Task objective: Below are some records; find each line that carries the word "handle" and copy it.

· · · · · · ·

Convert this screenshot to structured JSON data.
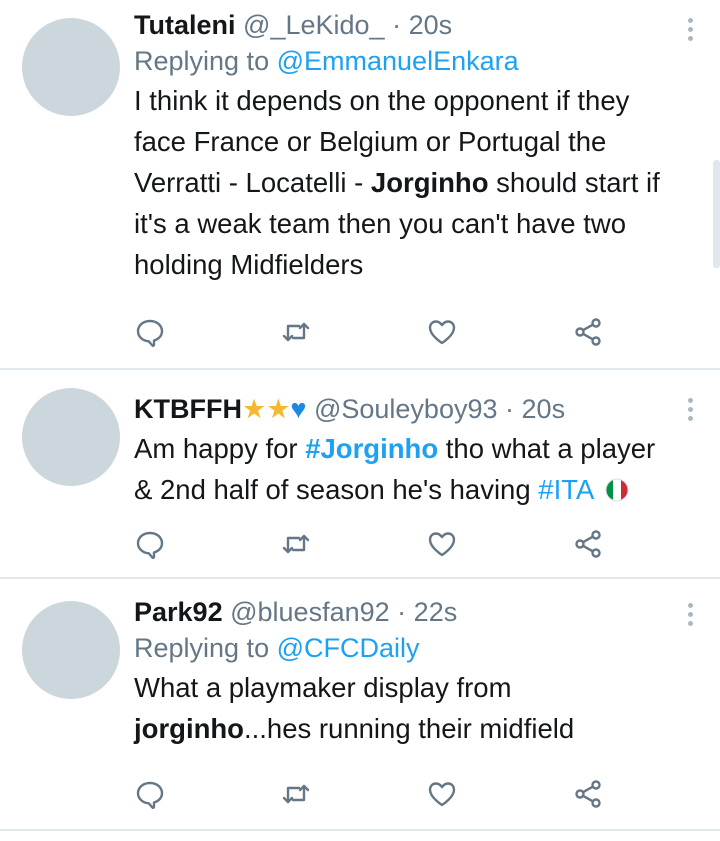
{
  "tweets": [
    {
      "name": "Tutaleni",
      "handle": "@_LeKido_",
      "dot": "·",
      "time": "20s",
      "replying_label": "Replying to",
      "replying_to": "@EmmanuelEnkara",
      "body_lines": [
        "I think it depends on the opponent if they",
        "face France or Belgium or Portugal the",
        "Verratti - Locatelli - ",
        "Jorginho",
        " should start if",
        "it's a weak team then you can't have two",
        "holding Midfielders"
      ]
    },
    {
      "name": "KTBFFH",
      "name_emojis": [
        "★",
        "★",
        "♥"
      ],
      "handle": "@Souleyboy93",
      "dot": "·",
      "time": "20s",
      "body_parts": {
        "p1": "Am happy for ",
        "tag1": "#Jorginho",
        "p2": " tho what a player",
        "line2": "& 2nd half of season he's having ",
        "tag2": "#ITA"
      }
    },
    {
      "name": "Park92",
      "handle": "@bluesfan92",
      "dot": "·",
      "time": "22s",
      "replying_label": "Replying to",
      "replying_to": "@CFCDaily",
      "body_parts": {
        "line1": "What a playmaker display from",
        "bold": "jorginho",
        "rest": "...hes running their midfield"
      }
    }
  ],
  "icons": [
    "reply-icon",
    "retweet-icon",
    "like-icon",
    "share-icon",
    "more-icon"
  ],
  "colors": {
    "link": "#1da1f2",
    "muted": "#657786",
    "divider": "#e1e8ed",
    "avatar": "#ccd6dd"
  }
}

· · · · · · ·

Answer below:
      "handle": "@_LeKido_",
      "handle": "@Souleyboy93",
      "handle": "@bluesfan92",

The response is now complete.